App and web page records
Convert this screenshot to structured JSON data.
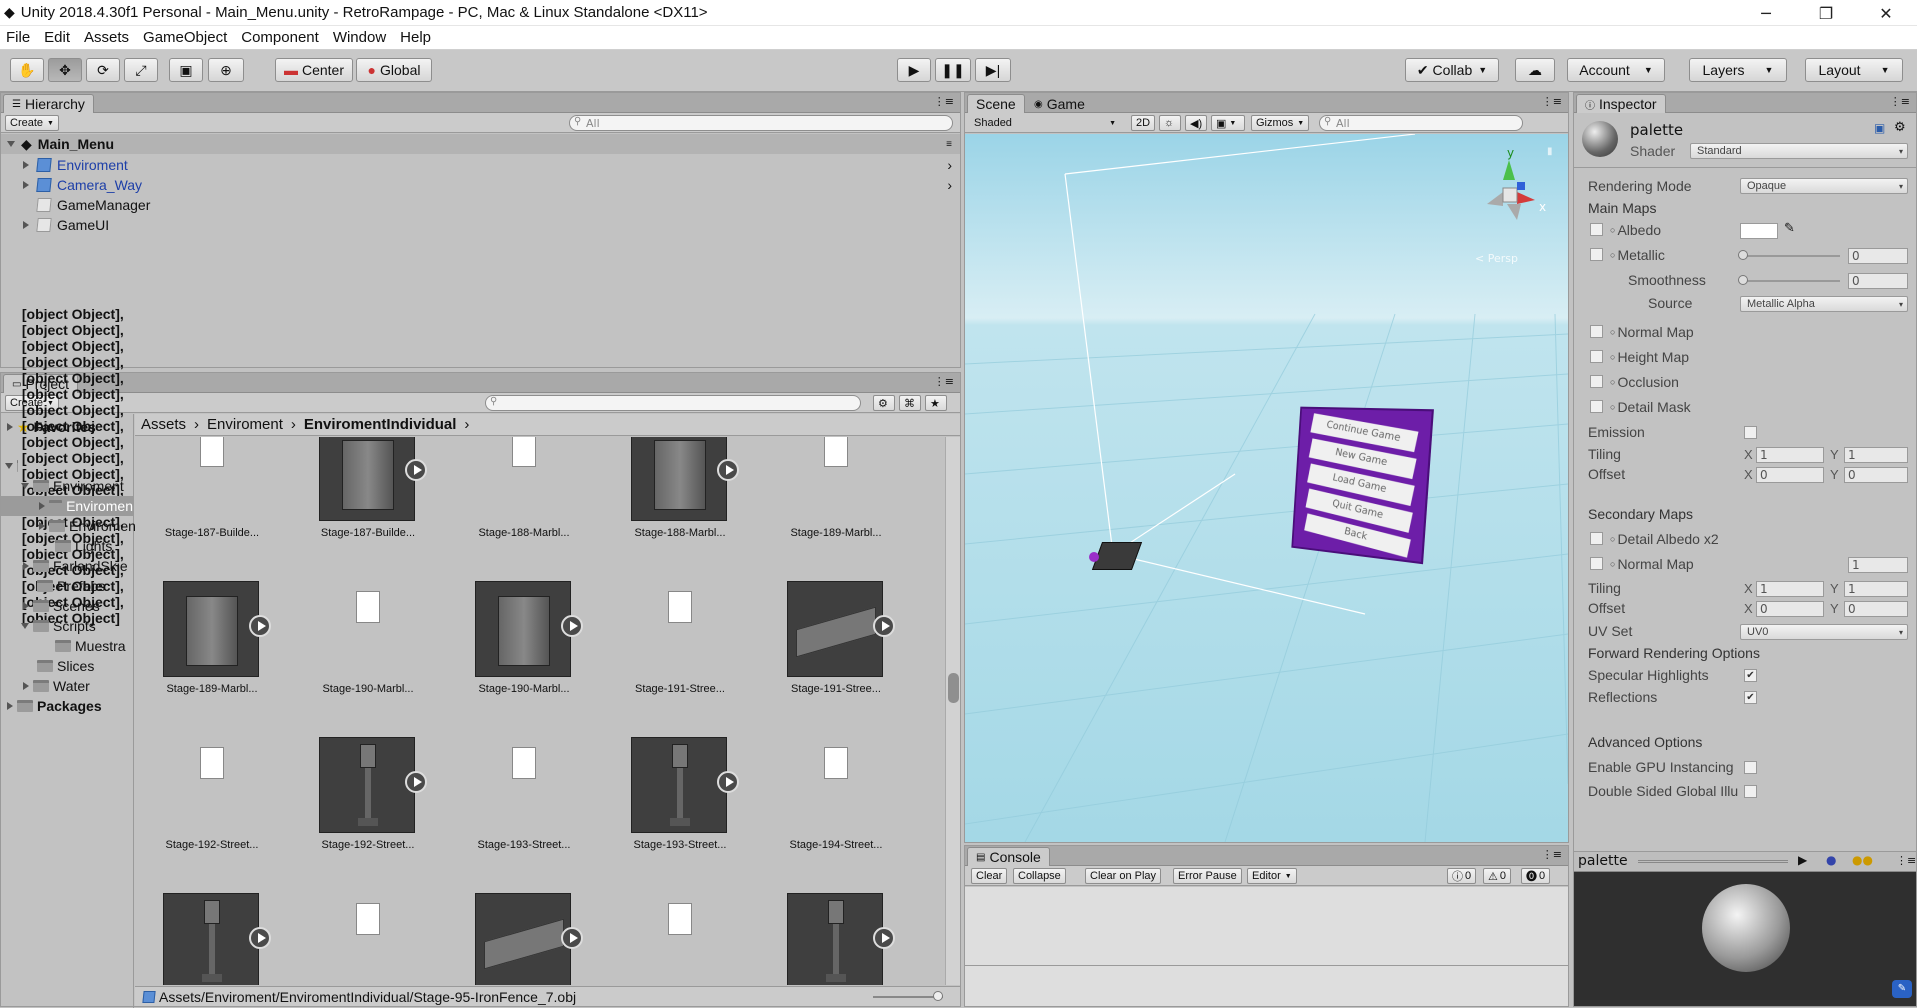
{
  "window": {
    "title": "Unity 2018.4.30f1 Personal - Main_Menu.unity - RetroRampage - PC, Mac & Linux Standalone <DX11>",
    "minimize": "─",
    "maximize": "❐",
    "close": "✕"
  },
  "menu": [
    "File",
    "Edit",
    "Assets",
    "GameObject",
    "Component",
    "Window",
    "Help"
  ],
  "toolbar": {
    "center": "Center",
    "global": "Global",
    "collab": "Collab",
    "account": "Account",
    "layers": "Layers",
    "layout": "Layout"
  },
  "hierarchy": {
    "tab": "Hierarchy",
    "create": "Create",
    "search_placeholder": "All",
    "scene": "Main_Menu",
    "items": [
      {
        "name": "Enviroment",
        "prefab": true,
        "expandable": true
      },
      {
        "name": "Camera_Way",
        "prefab": true,
        "expandable": true
      },
      {
        "name": "GameManager",
        "prefab": false,
        "expandable": false
      },
      {
        "name": "GameUI",
        "prefab": false,
        "expandable": true
      }
    ]
  },
  "project": {
    "tab": "Project",
    "create": "Create",
    "favorites": "Favorites",
    "assets": [
      {
        "label": "Stage-187-Builde...",
        "type": "doc"
      },
      {
        "label": "Stage-187-Builde...",
        "type": "building"
      },
      {
        "label": "Stage-188-Marbl...",
        "type": "doc"
      },
      {
        "label": "Stage-188-Marbl...",
        "type": "building"
      },
      {
        "label": "Stage-189-Marbl...",
        "type": "doc"
      },
      {
        "label": "Stage-189-Marbl...",
        "type": "building"
      },
      {
        "label": "Stage-190-Marbl...",
        "type": "doc"
      },
      {
        "label": "Stage-190-Marbl...",
        "type": "building"
      },
      {
        "label": "Stage-191-Stree...",
        "type": "doc"
      },
      {
        "label": "Stage-191-Stree...",
        "type": "road"
      },
      {
        "label": "Stage-192-Street...",
        "type": "doc"
      },
      {
        "label": "Stage-192-Street...",
        "type": "lamp"
      },
      {
        "label": "Stage-193-Street...",
        "type": "doc"
      },
      {
        "label": "Stage-193-Street...",
        "type": "lamp"
      },
      {
        "label": "Stage-194-Street...",
        "type": "doc"
      },
      {
        "label": "",
        "type": "lamp"
      },
      {
        "label": "",
        "type": "doc"
      },
      {
        "label": "",
        "type": "road"
      },
      {
        "label": "",
        "type": "doc"
      },
      {
        "label": "",
        "type": "lamp"
      }
    ],
    "packages": "Packages",
    "tree": [
      "Enviroment",
      "Enviromen",
      "Enviromen",
      "Lights",
      "FarlandSkie",
      "Prefabs",
      "Scenes",
      "Scripts",
      "Muestra",
      "Slices",
      "Water"
    ],
    "breadcrumb": [
      "Assets",
      "Enviroment",
      "EnviromentIndividual"
    ],
    "status_path": "Assets/Enviroment/EnviromentIndividual/Stage-95-IronFence_7.obj"
  },
  "scene": {
    "tab_scene": "Scene",
    "tab_game": "Game",
    "shading": "Shaded",
    "mode2d": "2D",
    "gizmos": "Gizmos",
    "search_placeholder": "All",
    "gizmo_x": "x",
    "gizmo_y": "y",
    "persp": "< Persp",
    "menu_buttons": [
      "Continue Game",
      "New Game",
      "Load Game",
      "Quit Game",
      "Back"
    ]
  },
  "console": {
    "tab": "Console",
    "buttons": [
      "Clear",
      "Collapse",
      "Clear on Play",
      "Error Pause",
      "Editor"
    ],
    "counts": [
      "0",
      "0",
      "0"
    ]
  },
  "inspector": {
    "tab": "Inspector",
    "name": "palette",
    "shader_label": "Shader",
    "shader": "Standard",
    "rendering_mode_label": "Rendering Mode",
    "rendering_mode": "Opaque",
    "main_maps": "Main Maps",
    "albedo": "Albedo",
    "metallic": "Metallic",
    "metallic_value": "0",
    "smoothness": "Smoothness",
    "smoothness_value": "0",
    "source": "Source",
    "source_value": "Metallic Alpha",
    "normal_map": "Normal Map",
    "height_map": "Height Map",
    "occlusion": "Occlusion",
    "detail_mask": "Detail Mask",
    "emission": "Emission",
    "tiling": "Tiling",
    "offset": "Offset",
    "tiling_x": "1",
    "tiling_y": "1",
    "offset_x": "0",
    "offset_y": "0",
    "secondary_maps": "Secondary Maps",
    "detail_albedo": "Detail Albedo x2",
    "normal_map2": "Normal Map",
    "normal_map2_value": "1",
    "tiling2_x": "1",
    "tiling2_y": "1",
    "offset2_x": "0",
    "offset2_y": "0",
    "uv_set": "UV Set",
    "uv_set_value": "UV0",
    "forward_options": "Forward Rendering Options",
    "specular": "Specular Highlights",
    "reflections": "Reflections",
    "advanced": "Advanced Options",
    "gpu_instancing": "Enable GPU Instancing",
    "double_sided": "Double Sided Global Illumination",
    "x": "X",
    "y": "Y",
    "preview_label": "palette"
  }
}
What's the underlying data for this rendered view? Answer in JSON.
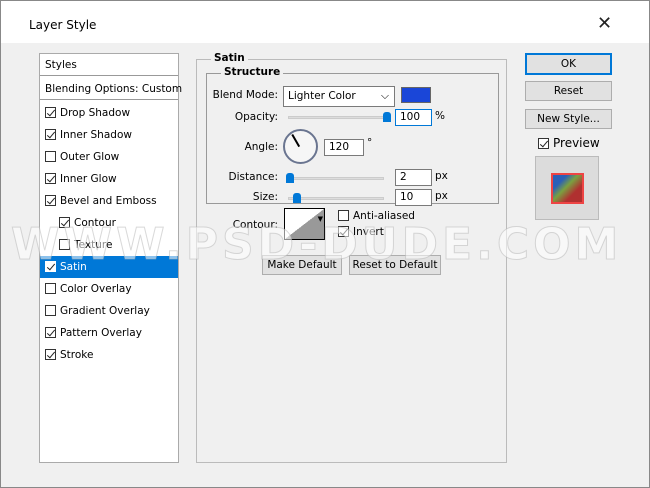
{
  "title": "Layer Style",
  "styles_list": {
    "header": "Styles",
    "blending": "Blending Options: Custom",
    "items": [
      {
        "label": "Drop Shadow",
        "checked": true,
        "indent": false
      },
      {
        "label": "Inner Shadow",
        "checked": true,
        "indent": false
      },
      {
        "label": "Outer Glow",
        "checked": false,
        "indent": false
      },
      {
        "label": "Inner Glow",
        "checked": true,
        "indent": false
      },
      {
        "label": "Bevel and Emboss",
        "checked": true,
        "indent": false
      },
      {
        "label": "Contour",
        "checked": true,
        "indent": true
      },
      {
        "label": "Texture",
        "checked": false,
        "indent": true
      },
      {
        "label": "Satin",
        "checked": true,
        "indent": false,
        "selected": true
      },
      {
        "label": "Color Overlay",
        "checked": false,
        "indent": false
      },
      {
        "label": "Gradient Overlay",
        "checked": false,
        "indent": false
      },
      {
        "label": "Pattern Overlay",
        "checked": true,
        "indent": false
      },
      {
        "label": "Stroke",
        "checked": true,
        "indent": false
      }
    ]
  },
  "satin": {
    "group": "Satin",
    "structure": "Structure",
    "blend_mode_label": "Blend Mode:",
    "blend_mode": "Lighter Color",
    "color": "#1a46d8",
    "opacity_label": "Opacity:",
    "opacity": "100",
    "opacity_unit": "%",
    "angle_label": "Angle:",
    "angle": "120",
    "angle_unit": "°",
    "distance_label": "Distance:",
    "distance": "2",
    "distance_unit": "px",
    "size_label": "Size:",
    "size": "10",
    "size_unit": "px",
    "contour_label": "Contour:",
    "anti_aliased": "Anti-aliased",
    "anti_aliased_checked": false,
    "invert": "Invert",
    "invert_checked": true,
    "make_default": "Make Default",
    "reset_default": "Reset to Default"
  },
  "buttons": {
    "ok": "OK",
    "reset": "Reset",
    "new_style": "New Style...",
    "preview": "Preview",
    "preview_checked": true
  },
  "watermark": "WWW.PSD-DUDE.COM"
}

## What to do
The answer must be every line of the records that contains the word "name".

## Exercise response
        "name": "Enviroment",
        "name": "Camera_Way",
        "name": "GameManager",
        "name": "GameUI",
    "name": "palette",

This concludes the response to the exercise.